[RECORDED DATA — start]

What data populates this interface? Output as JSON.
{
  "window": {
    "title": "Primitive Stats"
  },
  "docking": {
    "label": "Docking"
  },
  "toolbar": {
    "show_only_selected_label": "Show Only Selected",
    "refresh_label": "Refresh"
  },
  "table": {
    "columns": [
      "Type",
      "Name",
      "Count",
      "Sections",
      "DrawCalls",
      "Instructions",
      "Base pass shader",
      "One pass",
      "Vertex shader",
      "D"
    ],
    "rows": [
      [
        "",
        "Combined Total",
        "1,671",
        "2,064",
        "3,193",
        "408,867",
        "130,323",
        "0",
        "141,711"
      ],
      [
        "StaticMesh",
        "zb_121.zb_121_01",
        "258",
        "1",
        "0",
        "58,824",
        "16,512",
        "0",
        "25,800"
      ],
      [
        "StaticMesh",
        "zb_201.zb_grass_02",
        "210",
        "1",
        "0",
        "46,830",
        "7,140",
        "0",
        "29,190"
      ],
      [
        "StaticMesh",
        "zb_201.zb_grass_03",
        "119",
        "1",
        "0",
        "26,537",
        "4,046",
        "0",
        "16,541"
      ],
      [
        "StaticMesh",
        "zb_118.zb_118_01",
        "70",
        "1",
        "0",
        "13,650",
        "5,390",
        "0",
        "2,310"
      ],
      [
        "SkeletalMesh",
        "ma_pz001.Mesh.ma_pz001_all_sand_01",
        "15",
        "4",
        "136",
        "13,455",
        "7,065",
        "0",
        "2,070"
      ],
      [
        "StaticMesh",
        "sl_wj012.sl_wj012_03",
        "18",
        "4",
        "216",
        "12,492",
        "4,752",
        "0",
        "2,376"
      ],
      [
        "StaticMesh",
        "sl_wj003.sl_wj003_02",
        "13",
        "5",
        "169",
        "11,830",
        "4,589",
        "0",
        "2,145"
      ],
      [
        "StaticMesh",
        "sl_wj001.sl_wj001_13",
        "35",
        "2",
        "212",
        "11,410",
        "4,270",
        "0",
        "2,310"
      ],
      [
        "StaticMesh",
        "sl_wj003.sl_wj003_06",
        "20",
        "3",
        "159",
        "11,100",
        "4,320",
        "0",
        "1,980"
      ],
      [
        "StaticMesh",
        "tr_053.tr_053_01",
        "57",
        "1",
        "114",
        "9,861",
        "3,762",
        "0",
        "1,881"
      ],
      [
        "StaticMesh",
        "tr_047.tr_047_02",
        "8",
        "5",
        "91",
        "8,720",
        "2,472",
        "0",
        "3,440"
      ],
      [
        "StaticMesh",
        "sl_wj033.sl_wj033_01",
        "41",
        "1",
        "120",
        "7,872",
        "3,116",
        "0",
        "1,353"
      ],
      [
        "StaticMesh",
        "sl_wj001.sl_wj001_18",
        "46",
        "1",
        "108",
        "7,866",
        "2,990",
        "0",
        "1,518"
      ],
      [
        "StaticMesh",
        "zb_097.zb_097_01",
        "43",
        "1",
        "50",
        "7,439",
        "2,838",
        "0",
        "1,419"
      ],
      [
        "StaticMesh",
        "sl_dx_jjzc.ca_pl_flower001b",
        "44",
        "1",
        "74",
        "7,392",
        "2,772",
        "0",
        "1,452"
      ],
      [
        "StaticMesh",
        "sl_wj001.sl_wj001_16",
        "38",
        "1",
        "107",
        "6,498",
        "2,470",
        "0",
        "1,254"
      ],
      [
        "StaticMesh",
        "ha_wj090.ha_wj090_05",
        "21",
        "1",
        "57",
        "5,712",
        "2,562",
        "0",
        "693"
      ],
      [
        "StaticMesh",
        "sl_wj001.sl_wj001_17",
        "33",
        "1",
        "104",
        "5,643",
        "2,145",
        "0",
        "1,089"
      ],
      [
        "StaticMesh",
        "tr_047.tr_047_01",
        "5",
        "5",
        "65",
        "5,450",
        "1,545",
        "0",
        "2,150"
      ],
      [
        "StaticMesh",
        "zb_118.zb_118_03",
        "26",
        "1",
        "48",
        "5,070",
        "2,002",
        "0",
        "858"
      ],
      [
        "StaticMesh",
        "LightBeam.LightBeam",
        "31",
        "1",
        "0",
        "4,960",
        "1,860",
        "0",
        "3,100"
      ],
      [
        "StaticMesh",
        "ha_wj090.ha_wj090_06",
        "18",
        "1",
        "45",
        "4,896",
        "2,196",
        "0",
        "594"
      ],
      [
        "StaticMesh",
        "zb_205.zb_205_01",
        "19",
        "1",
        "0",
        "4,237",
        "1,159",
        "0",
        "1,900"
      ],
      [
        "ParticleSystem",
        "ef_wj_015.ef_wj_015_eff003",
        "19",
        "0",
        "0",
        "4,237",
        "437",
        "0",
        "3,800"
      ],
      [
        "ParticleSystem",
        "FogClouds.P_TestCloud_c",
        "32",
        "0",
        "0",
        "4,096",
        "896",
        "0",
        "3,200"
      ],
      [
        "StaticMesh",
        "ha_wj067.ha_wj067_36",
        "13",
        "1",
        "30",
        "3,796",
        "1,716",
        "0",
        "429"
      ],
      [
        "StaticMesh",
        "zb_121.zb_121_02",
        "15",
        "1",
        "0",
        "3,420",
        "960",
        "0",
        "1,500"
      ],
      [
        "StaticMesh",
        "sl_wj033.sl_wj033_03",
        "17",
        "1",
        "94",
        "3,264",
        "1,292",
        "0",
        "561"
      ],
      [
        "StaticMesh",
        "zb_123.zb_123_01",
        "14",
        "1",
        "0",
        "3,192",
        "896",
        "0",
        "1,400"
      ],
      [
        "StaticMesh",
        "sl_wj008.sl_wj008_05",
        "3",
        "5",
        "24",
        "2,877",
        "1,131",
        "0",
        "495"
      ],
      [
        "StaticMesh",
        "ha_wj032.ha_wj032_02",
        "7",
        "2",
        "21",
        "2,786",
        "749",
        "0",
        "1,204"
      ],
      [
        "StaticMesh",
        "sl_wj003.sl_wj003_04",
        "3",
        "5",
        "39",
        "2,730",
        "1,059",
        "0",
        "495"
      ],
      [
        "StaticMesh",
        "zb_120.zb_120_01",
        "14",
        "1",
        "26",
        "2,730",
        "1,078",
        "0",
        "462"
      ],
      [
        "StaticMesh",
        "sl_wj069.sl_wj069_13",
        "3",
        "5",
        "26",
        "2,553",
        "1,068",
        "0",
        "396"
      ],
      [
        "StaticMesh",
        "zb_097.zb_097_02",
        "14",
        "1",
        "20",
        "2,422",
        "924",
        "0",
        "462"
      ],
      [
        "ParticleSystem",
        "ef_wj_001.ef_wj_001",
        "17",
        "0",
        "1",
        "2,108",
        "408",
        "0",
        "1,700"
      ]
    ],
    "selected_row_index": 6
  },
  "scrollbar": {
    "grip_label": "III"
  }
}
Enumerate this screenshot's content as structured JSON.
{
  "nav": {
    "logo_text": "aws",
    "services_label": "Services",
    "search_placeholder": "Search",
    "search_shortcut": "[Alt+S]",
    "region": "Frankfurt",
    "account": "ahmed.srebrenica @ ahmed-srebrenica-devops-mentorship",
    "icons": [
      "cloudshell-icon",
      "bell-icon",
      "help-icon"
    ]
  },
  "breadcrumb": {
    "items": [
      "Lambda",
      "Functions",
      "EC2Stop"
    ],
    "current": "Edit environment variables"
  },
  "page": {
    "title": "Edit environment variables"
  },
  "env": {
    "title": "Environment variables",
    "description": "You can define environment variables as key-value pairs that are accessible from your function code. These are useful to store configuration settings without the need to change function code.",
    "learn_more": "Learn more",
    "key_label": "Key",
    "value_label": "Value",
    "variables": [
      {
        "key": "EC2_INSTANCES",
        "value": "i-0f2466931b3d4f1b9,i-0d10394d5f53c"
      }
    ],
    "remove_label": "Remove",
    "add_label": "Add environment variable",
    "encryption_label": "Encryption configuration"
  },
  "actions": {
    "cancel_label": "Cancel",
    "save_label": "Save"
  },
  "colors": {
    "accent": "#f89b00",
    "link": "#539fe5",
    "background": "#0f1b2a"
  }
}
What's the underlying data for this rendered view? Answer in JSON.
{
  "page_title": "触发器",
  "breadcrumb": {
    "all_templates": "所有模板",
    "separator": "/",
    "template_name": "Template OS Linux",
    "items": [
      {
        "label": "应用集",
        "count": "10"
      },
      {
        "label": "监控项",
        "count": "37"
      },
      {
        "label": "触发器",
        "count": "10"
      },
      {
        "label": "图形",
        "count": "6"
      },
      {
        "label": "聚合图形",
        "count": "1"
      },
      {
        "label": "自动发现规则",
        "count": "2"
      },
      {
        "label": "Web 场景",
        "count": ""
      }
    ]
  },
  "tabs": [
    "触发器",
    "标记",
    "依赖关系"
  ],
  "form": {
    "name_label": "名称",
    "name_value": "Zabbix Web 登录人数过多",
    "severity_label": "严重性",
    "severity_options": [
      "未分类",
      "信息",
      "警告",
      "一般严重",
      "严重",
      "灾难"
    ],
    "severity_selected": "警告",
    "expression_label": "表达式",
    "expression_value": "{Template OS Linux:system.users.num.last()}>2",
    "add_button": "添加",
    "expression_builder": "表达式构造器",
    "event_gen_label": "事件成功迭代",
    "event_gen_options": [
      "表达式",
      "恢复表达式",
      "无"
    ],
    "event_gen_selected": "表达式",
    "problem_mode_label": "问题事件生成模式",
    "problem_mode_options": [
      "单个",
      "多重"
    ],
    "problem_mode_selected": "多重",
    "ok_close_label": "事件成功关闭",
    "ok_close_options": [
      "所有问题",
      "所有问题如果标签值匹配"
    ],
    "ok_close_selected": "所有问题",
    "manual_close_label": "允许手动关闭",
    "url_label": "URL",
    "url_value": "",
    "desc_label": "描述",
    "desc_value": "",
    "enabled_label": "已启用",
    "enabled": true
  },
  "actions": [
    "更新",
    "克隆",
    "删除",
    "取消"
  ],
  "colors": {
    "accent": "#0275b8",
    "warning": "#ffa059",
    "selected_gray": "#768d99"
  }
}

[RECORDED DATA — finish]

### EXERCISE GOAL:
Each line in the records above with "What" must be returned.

### EXERCISE SOLUTION:
What data populates this interface? Output as JSON.
What's the underlying data for this rendered view? Answer in JSON.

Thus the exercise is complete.